Winter's Bone 2010 US
Directed by Debra Granik
Screening at UK cinemas now
Winter’s Bone is one of those movies that I find very difficult to review... hence this post is probably going to end up being a very short read (not sure if that is good news or bad news to you). It’s not that it’s a bad film because it isn’t... it’s a very good one. It’s just that it felt, I don’t know, kinda been there, done that to me... which to be honest, isn’t a really useful criticism and I guess when you’ve been watching movies for as many decades as I have it’s to be very much expected.
The film tells the story of the quest of a young daughter from a family who’s father has run out on them, so she is looking after her demented and unresponsive mother and a younger brother and sister and trying to keep everyone surviving under stressful and sometimes humiliating circumstances. However, if the local sherriff can’t find her father before his date with a law court comes up, then the house will be taken and the family scattered to the winds. The plucky heroine will leave no stone unturned in her quest to discover her father’s fate.

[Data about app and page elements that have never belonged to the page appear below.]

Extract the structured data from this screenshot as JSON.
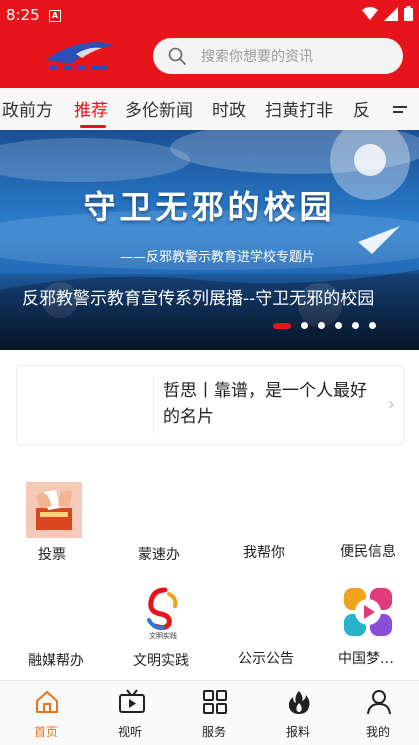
{
  "status_bar": {
    "time": "8:25",
    "notification_badge": "A"
  },
  "header": {
    "search_placeholder": "搜索你想要的资讯",
    "logo_icon": "app-logo-icon"
  },
  "tabs": [
    {
      "label": "政前方"
    },
    {
      "label": "推荐",
      "active": true
    },
    {
      "label": "多伦新闻"
    },
    {
      "label": "时政"
    },
    {
      "label": "扫黄打非"
    },
    {
      "label": "反"
    }
  ],
  "banner": {
    "big_title": "守卫无邪的校园",
    "sub_title": "——反邪教警示教育进学校专题片",
    "caption": "反邪教警示教育宣传系列展播--守卫无邪的校园",
    "slide_count": 6,
    "active_slide": 1
  },
  "quote_card": {
    "text": "哲思丨靠谱，是一个人最好的名片"
  },
  "services": [
    {
      "label": "投票",
      "icon": "vote-box-icon"
    },
    {
      "label": "蒙速办",
      "icon": ""
    },
    {
      "label": "我帮你",
      "icon": ""
    },
    {
      "label": "便民信息",
      "icon": ""
    },
    {
      "label": "融媒帮办",
      "icon": ""
    },
    {
      "label": "文明实践",
      "icon": "civilization-practice-icon",
      "icon_text": "文明实践"
    },
    {
      "label": "公示公告",
      "icon": ""
    },
    {
      "label": "中国梦…",
      "icon": "china-dream-play-icon"
    }
  ],
  "bottom_nav": [
    {
      "label": "首页",
      "icon": "home-icon",
      "active": true
    },
    {
      "label": "视听",
      "icon": "tv-icon"
    },
    {
      "label": "服务",
      "icon": "grid-icon"
    },
    {
      "label": "报料",
      "icon": "fire-icon"
    },
    {
      "label": "我的",
      "icon": "user-icon"
    }
  ],
  "colors": {
    "brand_red": "#e8141c",
    "active_nav": "#e8741c",
    "tab_bg": "#f7f7f7"
  }
}
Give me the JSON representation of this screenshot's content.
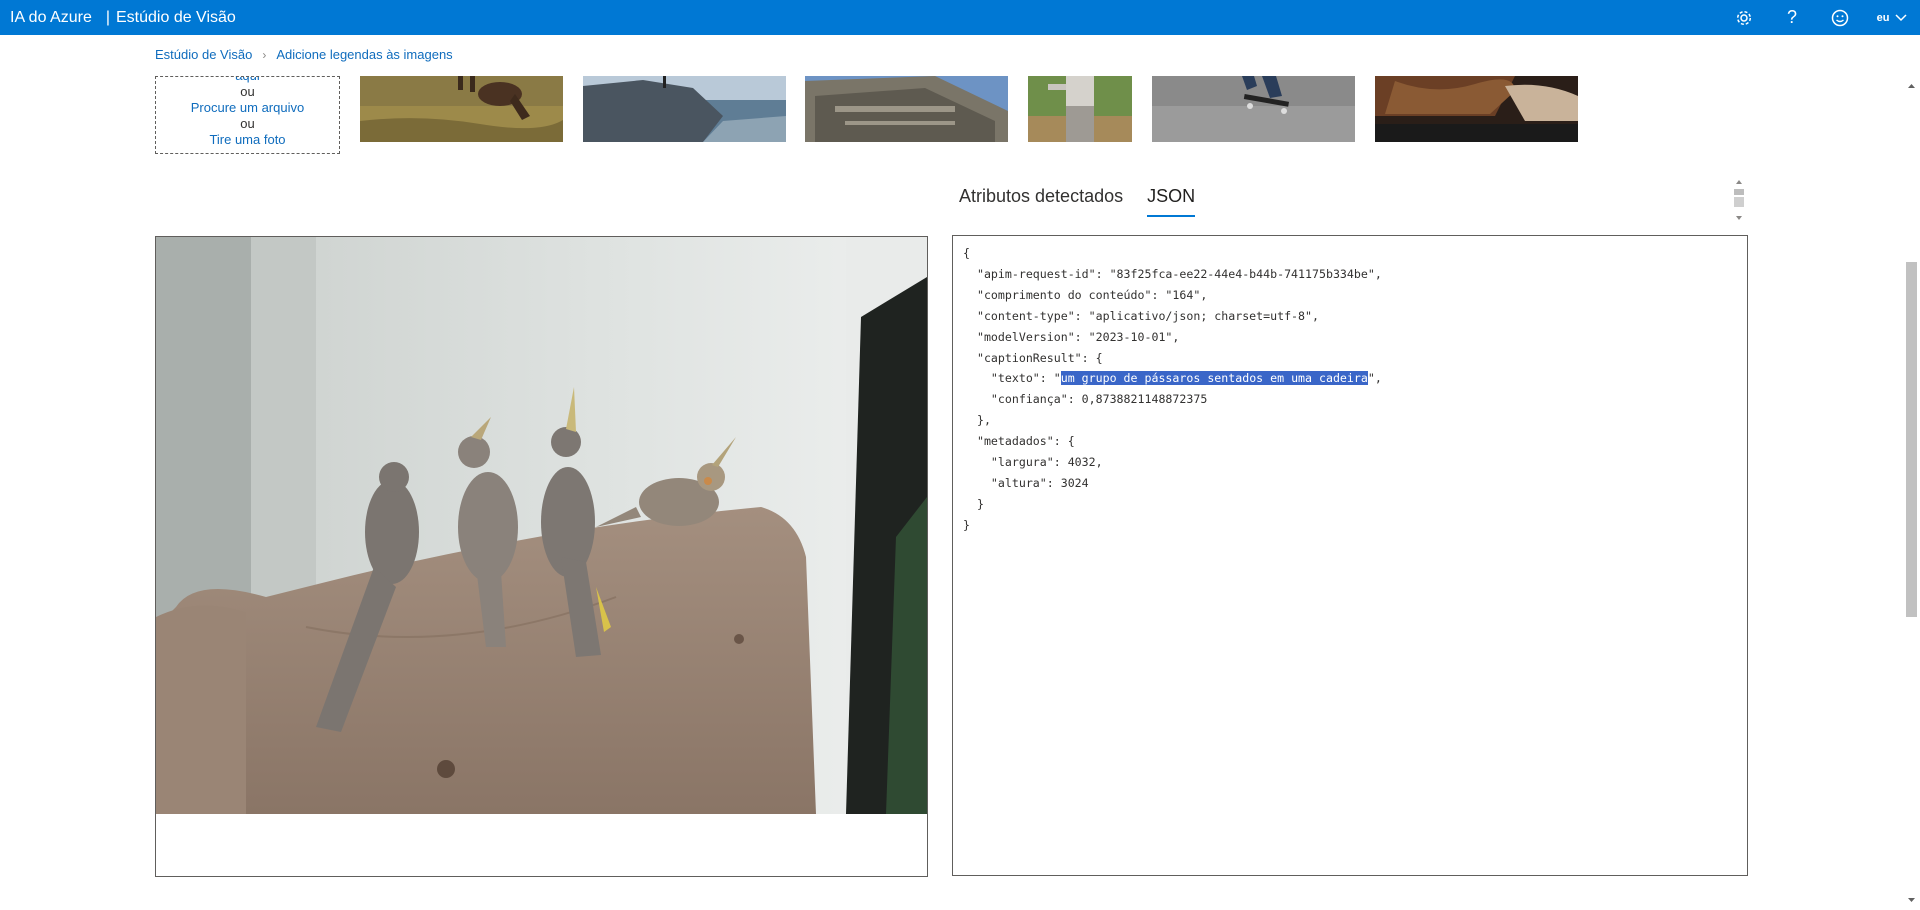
{
  "header": {
    "brand": "IA do Azure",
    "separator": "|",
    "product": "Estúdio de Visão",
    "icons": [
      "gear-icon",
      "help-icon",
      "smiley-icon",
      "chevron-down-icon"
    ],
    "user_label": "eu"
  },
  "breadcrumb": {
    "items": [
      "Estúdio de Visão",
      "Adicione legendas às imagens"
    ],
    "separator": "›"
  },
  "upload": {
    "partial_text": "aqui",
    "or1": "ou",
    "browse_link": "Procure um arquivo",
    "or2": "ou",
    "photo_link": "Tire uma foto"
  },
  "samples": [
    "sample-image-horse",
    "sample-image-rock-coast",
    "sample-image-building",
    "sample-image-baseball",
    "sample-image-skateboard",
    "sample-image-food"
  ],
  "tabs": [
    {
      "label": "Atributos detectados",
      "active": false
    },
    {
      "label": "JSON",
      "active": true
    }
  ],
  "json_output": {
    "lines": [
      "{",
      "  \"apim-request-id\": \"83f25fca-ee22-44e4-b44b-741175b334be\",",
      "  \"comprimento do conteúdo\": \"164\",",
      "  \"content-type\": \"aplicativo/json; charset=utf-8\",",
      "  \"modelVersion\": \"2023-10-01\",",
      "  \"captionResult\": {"
    ],
    "texto_prefix": "    \"texto\": \"",
    "texto_value": "um grupo de pássaros sentados em uma cadeira",
    "texto_suffix": "\",",
    "lines_after": [
      "    \"confiança\": 0,8738821148872375",
      "  },",
      "  \"metadados\": {",
      "    \"largura\": 4032,",
      "    \"altura\": 3024",
      "  }",
      "}"
    ]
  },
  "colors": {
    "accent": "#0078d4",
    "link": "#0f6cbd",
    "selection": "#3a66c8"
  }
}
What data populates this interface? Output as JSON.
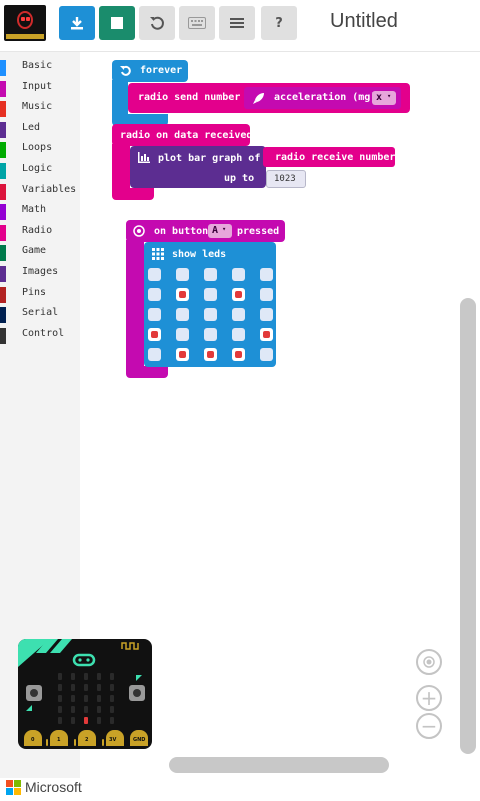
{
  "header": {
    "title": "Untitled",
    "buttons": {
      "download": {
        "icon": "download-icon",
        "color": "#1e90d6"
      },
      "stop": {
        "icon": "stop-icon",
        "color": "#1a8c6c"
      },
      "restart": {
        "icon": "restart-icon",
        "color": "#e0e0e0"
      },
      "keyboard": {
        "icon": "keyboard-icon",
        "color": "#e0e0e0"
      },
      "menu": {
        "icon": "menu-icon",
        "color": "#e0e0e0"
      },
      "help": {
        "label": "?",
        "color": "#e0e0e0"
      }
    }
  },
  "toolbox": {
    "categories": [
      {
        "label": "Basic",
        "color": "#1e90ff"
      },
      {
        "label": "Input",
        "color": "#c40ab0"
      },
      {
        "label": "Music",
        "color": "#e63022"
      },
      {
        "label": "Led",
        "color": "#5c2d91"
      },
      {
        "label": "Loops",
        "color": "#00aa00"
      },
      {
        "label": "Logic",
        "color": "#00a4a6"
      },
      {
        "label": "Variables",
        "color": "#dc143c"
      },
      {
        "label": "Math",
        "color": "#9400d3"
      },
      {
        "label": "Radio",
        "color": "#e3008c"
      },
      {
        "label": "Game",
        "color": "#007a4b"
      },
      {
        "label": "Images",
        "color": "#5c2d91"
      },
      {
        "label": "Pins",
        "color": "#b22222"
      },
      {
        "label": "Serial",
        "color": "#002050"
      },
      {
        "label": "Control",
        "color": "#333333"
      }
    ]
  },
  "blocks": {
    "forever": {
      "label": "forever",
      "icon": "refresh-icon"
    },
    "radio_send": {
      "label": "radio send number",
      "value_label": "acceleration (mg)",
      "value_icon": "rocket-icon",
      "axis": "x"
    },
    "on_data": {
      "label": "radio on data received"
    },
    "plot": {
      "label": "plot bar graph of",
      "up_to_label": "up to",
      "value_label": "radio receive number",
      "max": "1023",
      "icon": "bar-chart-icon"
    },
    "on_button": {
      "label": "on button",
      "button": "A",
      "suffix": "pressed"
    },
    "show_leds": {
      "label": "show leds",
      "icon": "grid-icon",
      "grid": [
        [
          0,
          0,
          0,
          0,
          0
        ],
        [
          0,
          1,
          0,
          1,
          0
        ],
        [
          0,
          0,
          0,
          0,
          0
        ],
        [
          1,
          0,
          0,
          0,
          1
        ],
        [
          0,
          1,
          1,
          1,
          0
        ]
      ]
    }
  },
  "simulator": {
    "pin_labels": [
      "0",
      "1",
      "2",
      "3V",
      "GND"
    ],
    "leds_on": [
      [
        4,
        2
      ]
    ]
  },
  "footer": {
    "brand": "Microsoft"
  }
}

Right from the start you can tell that you are in the hands of a director and crew that really knows what they’re doing - it’s startlingly well lit (if a little artificial on some of the interiors), tremendously well performed, well edited (with a continuity caveat that I’ll come to later) and has a gentle pacing and a certain quirkiness in it’s sense of focus which gives one a comfortable feeling when watching it. But I never really found myself actually caring for any of these well drawn characters... not quite sure why because the director was taking great pains to keep reminding me of the children and their ultimate fate should the heroine fail in her quest by introducing shots of the children engaging in various activities at various points in the movie. That’s what I meant by quirkiness... most big budget films wouldn’t take time to slowly build a relationship for the audience with the children in a series of little vignettes scattered seemingly randomly throughout the course of the picture... a big budget movie would wield a far blunter instrument and just bludgeon the audience throughout the first 20 minutes of the movie until even the slowest souls would begin to realise just what is at stake here!
A nice thing as an addendum to this is that one of the more concentrated scenes with the kids can be used as a comparison to the older sister who has taken on what turns out to be a very dangerous quest. As she shows the children how to gut a squirrel and chastises the boy for not wanting to pull the intestines from the dead animal... telling him that there is a lot of stuff he’s going to need to get over in order to survive, it mirrors a scene near the end of the movie where the heroine herself cannot bring herself to chainsaw off the hands of her dead father for identification and somebody else has to do it because she is not strong enough.
The film is a slow build as the daughter follows the trail of her missing father through a terrain of very hostile and misogynistic characters and I can see why some people have been very much taken with this film from the angle of its mystery storyline (although at the screening I saw there were five walkouts within the first 20 minutes!). Personally, storyline never really means a great deal to me, it’s not what gets me going in a movie and this is perhaps why it failed to grab me in the same way as a great many people. And then there’s the continuity thing...
Early on there is a scene which takes place during the day and then another scene which takes place in the evening of the same day and it’s clear that some time must have passed. This is followed a little later by another scene and the dialogue is such that it’s clear the first scene I’m talking about happened only a few hours before that... so this sequence was obviously originally intended to follow up the original sequence. I reckon the scenes must have been reshuffled in editing because the rhythm of the picture needed to change... that’s my guess anyway. It’s a shame that the scene couldn’t just be reshot but I guess reshoots are pretty expensive... it could maybe have done with a few words redubbed to take away it’s originally intended placement in the narrative flow is my guess... either that or I was really phased by how artificial some of the interior lighting looks (not a criticism and I loved the whole orange VS blue cup placement thing) and mistook one of the scenes as taking place at night. I’d go back and check but... it’s not the kind of movie I could watch for a repeat viewing.
The one really refreshing thing about the whole film is the way the director (and this was adapted from a novel so it might not actually have been her decision... tough to know when I haven’t read the novel) lets the actual mystery of the story take a back-burner. When the corpse of the father is found (kind of) there is a real sense of everything kind of resolving itself without any fuss and with nobody really caring about whether people find out who killed him or not. Certainly the audience is not let into the identity of the man’s killer and this casual approach to what was originally the driving force of the story is a nice thing. At the end of the movie you have the feeling that one of the characters has figured out who put the father in his cold, watery grave and is going to do something about it... but that’s not going to happen within the body of the movie itself and is left for your imagination.
At the end of the movie I was happy that I’d seen it and, although it’s not a personal favourite, it’s certainly one I could recommend to lovers of low-key mystery movies of the sort normally associated with a private detective of some description. A good second feature from an obviously smart director.